Exactly how free ports arose in early-modern Europe is still subject to debate. Livorno, Genoa and other Italian cities became famous as major examples of a particular way of attracting trade. Between the late eighteenth and the nineteenth century the existence of free ports – as specific fiscal, cultural, political and economic entities with different local functions and characteristics – developed from an Italian and European into a global phenomenon. While a general history of free ports – from their first emergence to the present-day special economic zones – has never been written, this research network aims to pave the way for such an enterprise. By communicating and integrating ongoing research efforts, and by providing research materials, scholars within different (sub-)disciplines and with interests in various local or regional cases and aspects the network hopes to promote interaction, the exchange of novel ideas and ultimately a wholly new, comprehensive and enduringly relevant understanding of the history of free ports.
Read more

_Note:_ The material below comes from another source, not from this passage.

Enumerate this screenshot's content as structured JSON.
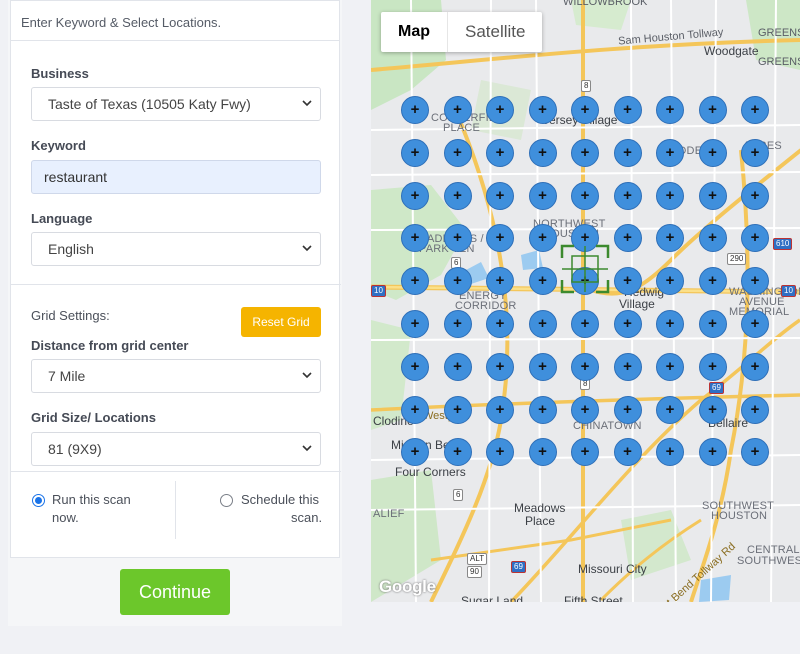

RE­CENT NEWS AND EVENTS

@free_ports

The Australian Academy of the Humanities today expressed deep concern about the Government’s changes to university… twitter.com/i/web/status/1…

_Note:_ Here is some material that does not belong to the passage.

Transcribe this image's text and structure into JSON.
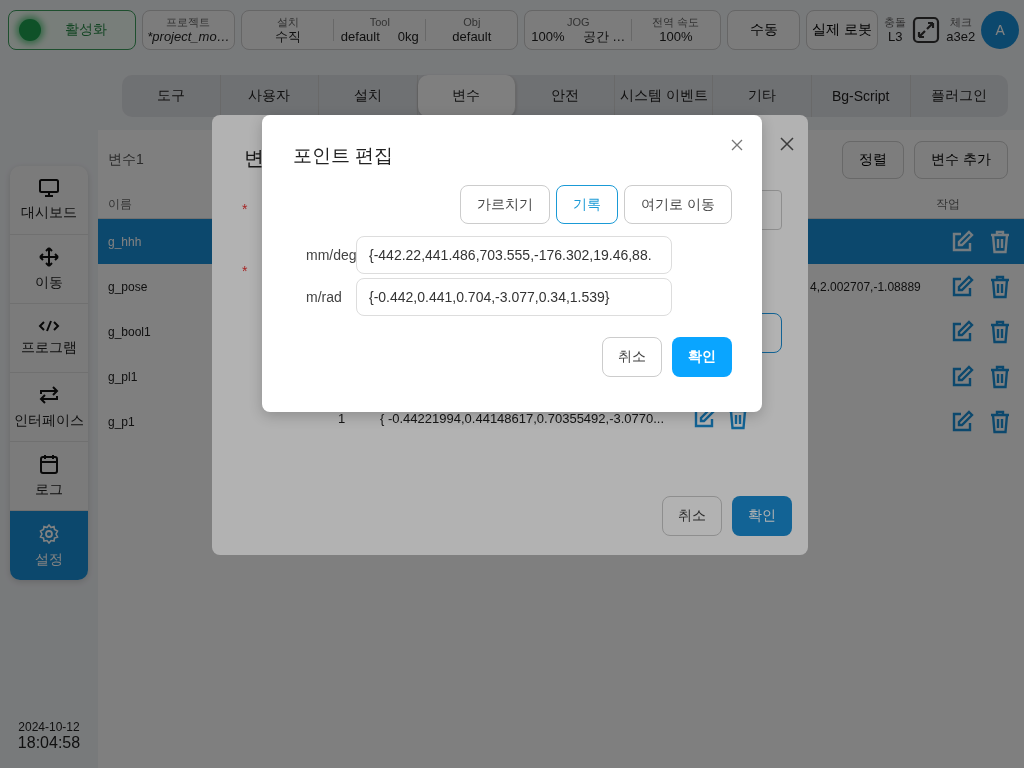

If you hold a PhD already and want to join us in Florence, why won't you apply? twitter.com/EUI_History/st…

CANCELLED: This Monday's seminar at @KNIRome will not take place due to corona virus containment measures. Looking… twitter.com/i/web/status/1…

Excellent programme, also with a seminar by Giulia Delogu, on 'The Emporium of Words: Free Ports and Port Cities as… twitter.com/i/web/status/1…